Not only is Wal-Mart paring back its Metro 7 line, it's also rethinking how it's distributing its line called George -- designed by Mark Eisen (formerly of AnnTaylor
That said, the change in strategy for Metro 7 has been pretty serious, with Wal-Mart admitting it had tried to launch fashionable apparel too quickly, in too many stores. Metro 7 is now in fewer than 1,000 stores, as compared with 1,500 stores previously. And a lot of the buzz surrounding Wal-Mart's most recent quarter has had to do with sluggish customer response to the apparel offered, resulting in a buildup in inventory.
These events have ramifications that should have been clear from the get-go. Everybody who gets panic-stricken over their stocks when Wal-Mart pushes into some new product line is forgetting that just because Wal-Mart is a large and historically successful company doesn't mean it can do anything and everything.
Wal-Mart's decision to try to sell more fashionable clothing to its customers was obviously a reaction, at least in part, to Target's
This also makes me think of another development that caused panic -- when Wal-Mart started pushing into organic merchandise, freaking out investors who held shares in companies like Whole Foods Market
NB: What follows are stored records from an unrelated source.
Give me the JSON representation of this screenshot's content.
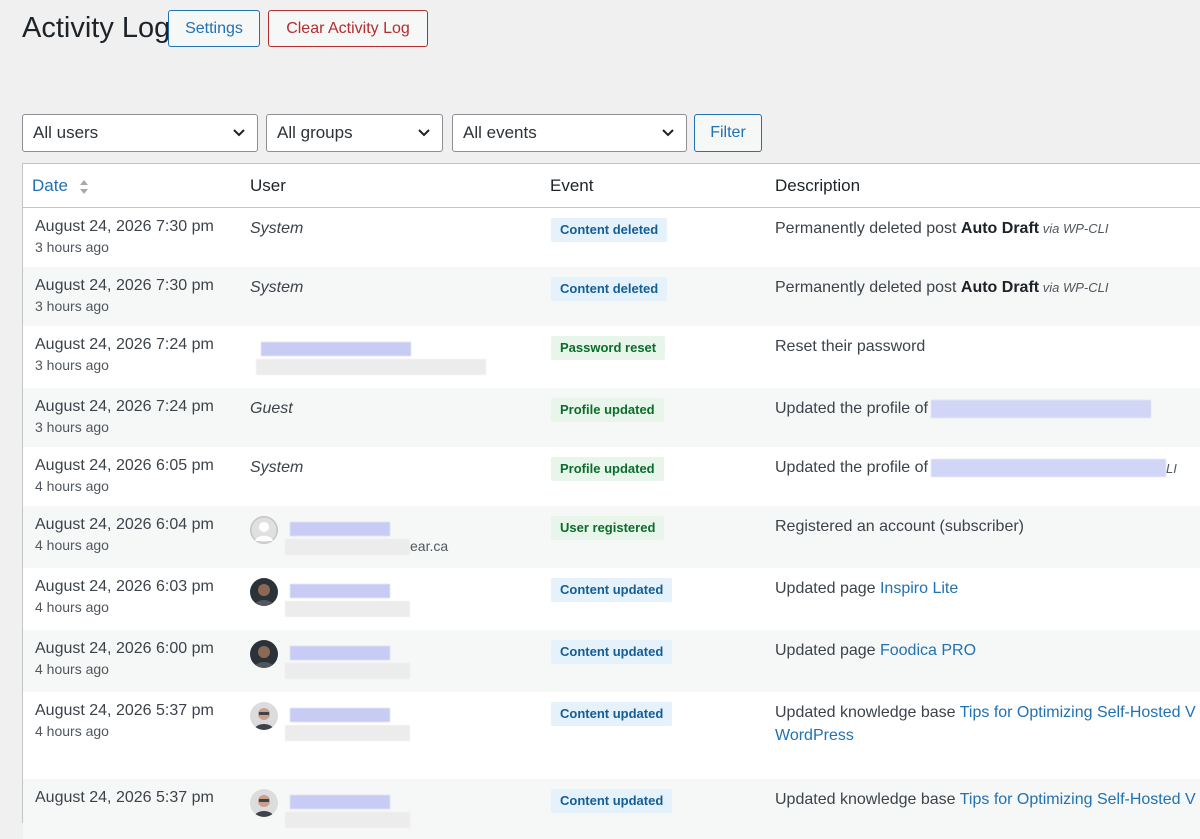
{
  "header": {
    "title": "Activity Log",
    "settings_label": "Settings",
    "clear_label": "Clear Activity Log"
  },
  "filters": {
    "users": "All users",
    "groups": "All groups",
    "events": "All events",
    "filter_label": "Filter"
  },
  "table": {
    "columns": [
      "Date",
      "User",
      "Event",
      "Description"
    ],
    "rows": [
      {
        "date": "August 24, 2026 7:30 pm",
        "ago": "3 hours ago",
        "user": "System",
        "event": "Content deleted",
        "event_color": "blue",
        "desc_pre": "Permanently deleted post ",
        "desc_bold": "Auto Draft",
        "desc_via": " via WP-CLI"
      },
      {
        "date": "August 24, 2026 7:30 pm",
        "ago": "3 hours ago",
        "user": "System",
        "event": "Content deleted",
        "event_color": "blue",
        "desc_pre": "Permanently deleted post ",
        "desc_bold": "Auto Draft",
        "desc_via": " via WP-CLI"
      },
      {
        "date": "August 24, 2026 7:24 pm",
        "ago": "3 hours ago",
        "user": "",
        "event": "Password reset",
        "event_color": "green",
        "desc_pre": "Reset their password"
      },
      {
        "date": "August 24, 2026 7:24 pm",
        "ago": "3 hours ago",
        "user": "Guest",
        "event": "Profile updated",
        "event_color": "green",
        "desc_pre": "Updated the profile of"
      },
      {
        "date": "August 24, 2026 6:05 pm",
        "ago": "4 hours ago",
        "user": "System",
        "event": "Profile updated",
        "event_color": "green",
        "desc_pre": "Updated the profile of",
        "desc_tail": "LI"
      },
      {
        "date": "August 24, 2026 6:04 pm",
        "ago": "4 hours ago",
        "user": "",
        "user_email_tail": "ear.ca",
        "event": "User registered",
        "event_color": "green",
        "desc_pre": "Registered an account (subscriber)"
      },
      {
        "date": "August 24, 2026 6:03 pm",
        "ago": "4 hours ago",
        "user": "",
        "event": "Content updated",
        "event_color": "blue",
        "desc_pre": "Updated page ",
        "desc_link": "Inspiro Lite"
      },
      {
        "date": "August 24, 2026 6:00 pm",
        "ago": "4 hours ago",
        "user": "",
        "event": "Content updated",
        "event_color": "blue",
        "desc_pre": "Updated page ",
        "desc_link": "Foodica PRO"
      },
      {
        "date": "August 24, 2026 5:37 pm",
        "ago": "4 hours ago",
        "user": "",
        "event": "Content updated",
        "event_color": "blue",
        "desc_pre": "Updated knowledge base ",
        "desc_link": "Tips for Optimizing Self-Hosted V",
        "desc_link2": "WordPress"
      },
      {
        "date": "August 24, 2026 5:37 pm",
        "ago": "",
        "user": "",
        "event": "Content updated",
        "event_color": "blue",
        "desc_pre": "Updated knowledge base ",
        "desc_link": "Tips for Optimizing Self-Hosted V"
      }
    ]
  },
  "colors": {
    "accent": "#2271b1",
    "danger": "#b32d2e",
    "badge_blue_bg": "#e5f1fb",
    "badge_green_bg": "#e7f5ea"
  }
}
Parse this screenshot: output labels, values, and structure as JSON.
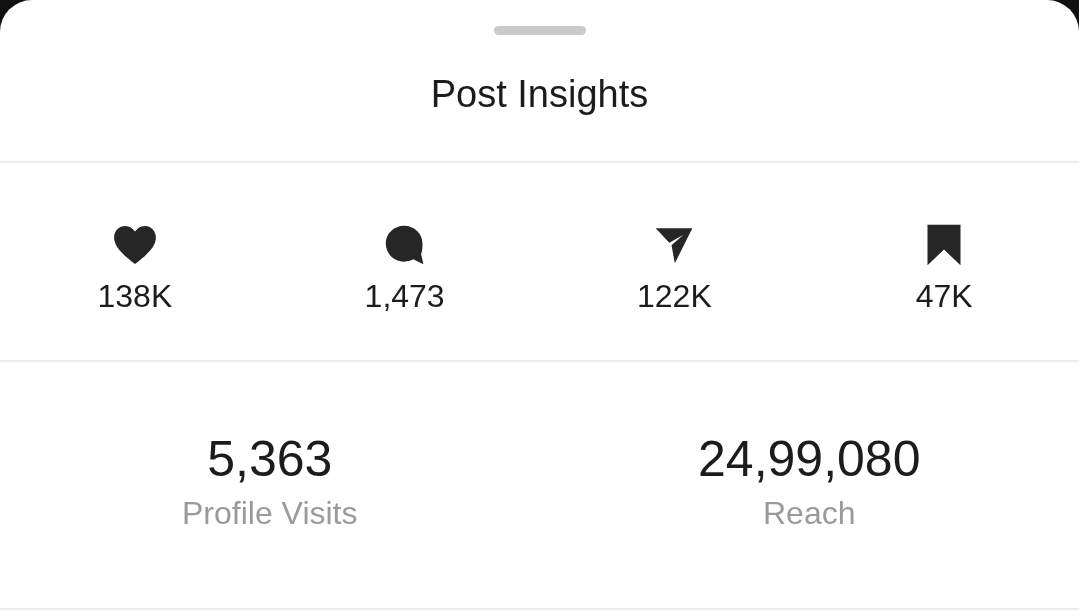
{
  "sheet": {
    "title": "Post Insights"
  },
  "interactions": [
    {
      "kind": "likes",
      "value": "138K"
    },
    {
      "kind": "comments",
      "value": "1,473"
    },
    {
      "kind": "shares",
      "value": "122K"
    },
    {
      "kind": "saves",
      "value": "47K"
    }
  ],
  "metrics": [
    {
      "value": "5,363",
      "label": "Profile Visits"
    },
    {
      "value": "24,99,080",
      "label": "Reach"
    }
  ]
}
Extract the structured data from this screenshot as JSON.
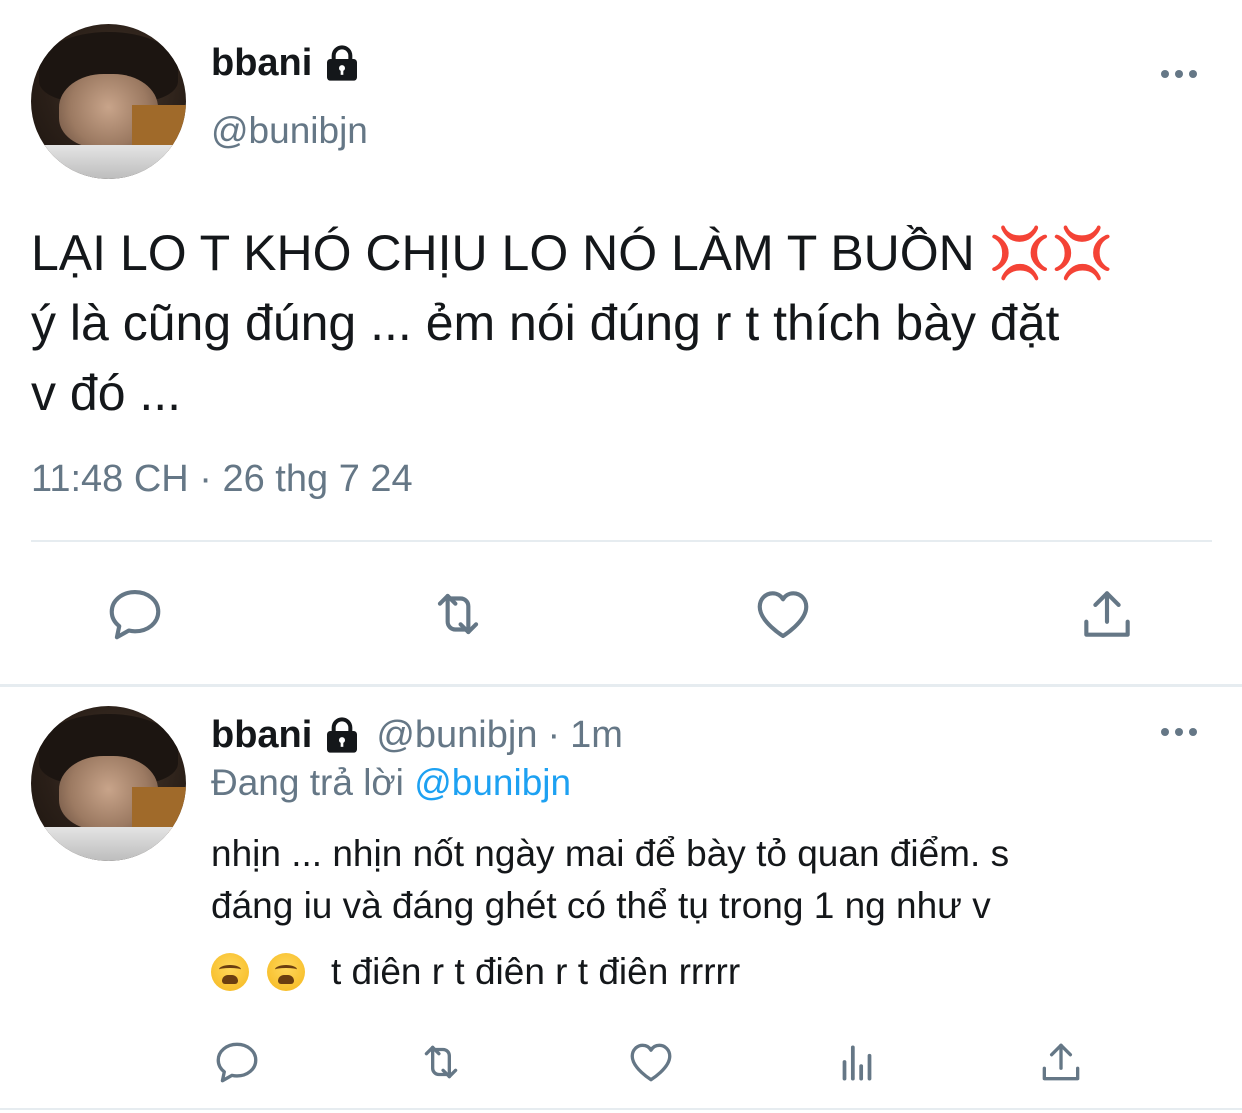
{
  "main_tweet": {
    "display_name": "bbani",
    "handle": "@bunibjn",
    "text_lines": [
      "LẠI LO T KHÓ CHỊU LO NÓ LÀM T BUỒN",
      "ý là cũng đúng ... ẻm nói đúng r t thích bày đặt",
      "v đó ..."
    ],
    "anger_emoji": "💢💢",
    "timestamp": "11:48 CH · 26 thg 7 24",
    "icons": [
      "lock-icon",
      "more-icon",
      "reply-icon",
      "retweet-icon",
      "like-icon",
      "share-icon"
    ]
  },
  "reply_tweet": {
    "display_name": "bbani",
    "handle": "@bunibjn",
    "separator": "·",
    "time_ago": "1m",
    "replying_prefix": "Đang trả lời",
    "replying_to": "@bunibjn",
    "text_lines": [
      "nhịn ... nhịn nốt ngày mai để bày tỏ quan điểm. s",
      "đáng iu và đáng ghét có thể tụ trong 1 ng như v",
      "t điên r t điên r t điên rrrrr"
    ],
    "emoji_names": [
      "tired-face-emoji",
      "tired-face-emoji"
    ],
    "icons": [
      "lock-icon",
      "more-icon",
      "reply-icon",
      "retweet-icon",
      "like-icon",
      "analytics-icon",
      "share-icon"
    ]
  },
  "colors": {
    "text": "#14171a",
    "secondary": "#657786",
    "link": "#1da1f2",
    "divider": "#e6ecf0",
    "icon": "#657786",
    "anger": "#e0245e"
  }
}
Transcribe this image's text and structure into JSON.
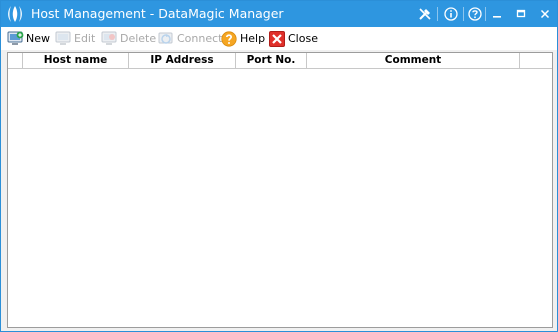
{
  "window": {
    "title": "Host Management - DataMagic Manager"
  },
  "titlebar_icons": [
    "tools-icon",
    "info-icon",
    "help-icon",
    "minimize-icon",
    "maximize-icon",
    "close-icon"
  ],
  "toolbar": {
    "new_label": "New",
    "edit_label": "Edit",
    "delete_label": "Delete",
    "connect_label": "Connect",
    "help_label": "Help",
    "close_label": "Close"
  },
  "grid": {
    "columns": [
      "Host name",
      "IP Address",
      "Port No.",
      "Comment"
    ],
    "rows": []
  },
  "colors": {
    "titlebar": "#2e96e0",
    "help_icon": "#f5a623",
    "close_icon": "#e0302a"
  }
}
Wal-Mart's dying to drum up more growth and lure more customers from all walks of life, but when it comes to appealing beyond its core, it's got some real challenges. (Another thing -- for at least some of the types of customers who gravitate toward cheap chic or organic goods, the Wal-Mart way of doing business hasn't been held in high esteem.) Taking focus away from what Wal-Mart does best -- and who its best customers are -- may turn out to be a risky strategy for it. But what choice does it have?